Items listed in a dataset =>
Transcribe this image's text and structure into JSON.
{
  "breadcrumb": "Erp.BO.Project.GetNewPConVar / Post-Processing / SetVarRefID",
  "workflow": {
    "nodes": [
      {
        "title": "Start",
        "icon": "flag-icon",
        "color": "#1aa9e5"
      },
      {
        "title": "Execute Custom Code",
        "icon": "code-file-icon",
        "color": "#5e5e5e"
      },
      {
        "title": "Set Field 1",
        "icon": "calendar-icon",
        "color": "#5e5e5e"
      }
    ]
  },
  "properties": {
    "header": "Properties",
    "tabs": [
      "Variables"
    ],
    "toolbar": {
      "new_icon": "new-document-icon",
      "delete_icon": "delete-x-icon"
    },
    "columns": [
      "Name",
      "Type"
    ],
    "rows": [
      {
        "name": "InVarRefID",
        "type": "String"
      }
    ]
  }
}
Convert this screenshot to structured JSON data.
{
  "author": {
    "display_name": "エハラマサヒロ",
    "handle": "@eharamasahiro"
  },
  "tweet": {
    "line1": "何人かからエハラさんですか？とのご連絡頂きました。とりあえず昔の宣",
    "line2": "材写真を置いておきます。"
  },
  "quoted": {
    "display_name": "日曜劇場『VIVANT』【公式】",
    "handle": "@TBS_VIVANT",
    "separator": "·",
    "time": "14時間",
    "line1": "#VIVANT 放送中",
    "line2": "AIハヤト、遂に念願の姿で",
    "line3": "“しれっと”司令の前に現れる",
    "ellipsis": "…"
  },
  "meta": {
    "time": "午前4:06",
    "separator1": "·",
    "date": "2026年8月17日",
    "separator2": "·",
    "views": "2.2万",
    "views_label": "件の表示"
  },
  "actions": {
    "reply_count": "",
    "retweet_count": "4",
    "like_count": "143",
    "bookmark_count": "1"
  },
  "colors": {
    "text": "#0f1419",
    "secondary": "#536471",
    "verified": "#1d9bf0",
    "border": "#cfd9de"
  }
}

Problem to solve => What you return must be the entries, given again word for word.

Output for this exercise =>
Transcribe this image's text and structure into JSON.
{
  "breadcrumb": "Erp.BO.Project.GetNewPConVar / Post-Processing / SetVarRefID",
  "workflow": {
    "nodes": [
      {
        "title": "Start",
        "icon": "flag-icon",
        "color": "#1aa9e5"
      },
      {
        "title": "Execute Custom Code",
        "icon": "code-file-icon",
        "color": "#5e5e5e"
      },
      {
        "title": "Set Field 1",
        "icon": "calendar-icon",
        "color": "#5e5e5e"
      }
    ]
  },
  "properties": {
    "header": "Properties",
    "tabs": [
      "Variables"
    ],
    "toolbar": {
      "new_icon": "new-document-icon",
      "delete_icon": "delete-x-icon"
    },
    "columns": [
      "Name",
      "Type"
    ],
    "rows": [
      {
        "name": "InVarRefID",
        "type": "String"
      }
    ]
  }
}
Convert this screenshot to structured JSON data.
{
  "author": {
    "display_name": "エハラマサヒロ",
    "handle": "@eharamasahiro"
  },
  "tweet": {
    "line1": "何人かからエハラさんですか？とのご連絡頂きました。とりあえず昔の宣",
    "line2": "材写真を置いておきます。"
  },
  "quoted": {
    "display_name": "日曜劇場『VIVANT』【公式】",
    "handle": "@TBS_VIVANT",
    "separator": "·",
    "time": "14時間",
    "line1": "#VIVANT 放送中",
    "line2": "AIハヤト、遂に念願の姿で",
    "line3": "“しれっと”司令の前に現れる",
    "ellipsis": "…"
  },
  "meta": {
    "time": "午前4:06",
    "separator1": "·",
    "date": "2026年8月17日",
    "separator2": "·",
    "views": "2.2万",
    "views_label": "件の表示"
  },
  "actions": {
    "reply_count": "",
    "retweet_count": "4",
    "like_count": "143",
    "bookmark_count": "1"
  },
  "colors": {
    "text": "#0f1419",
    "secondary": "#536471",
    "verified": "#1d9bf0",
    "border": "#cfd9de"
  }
}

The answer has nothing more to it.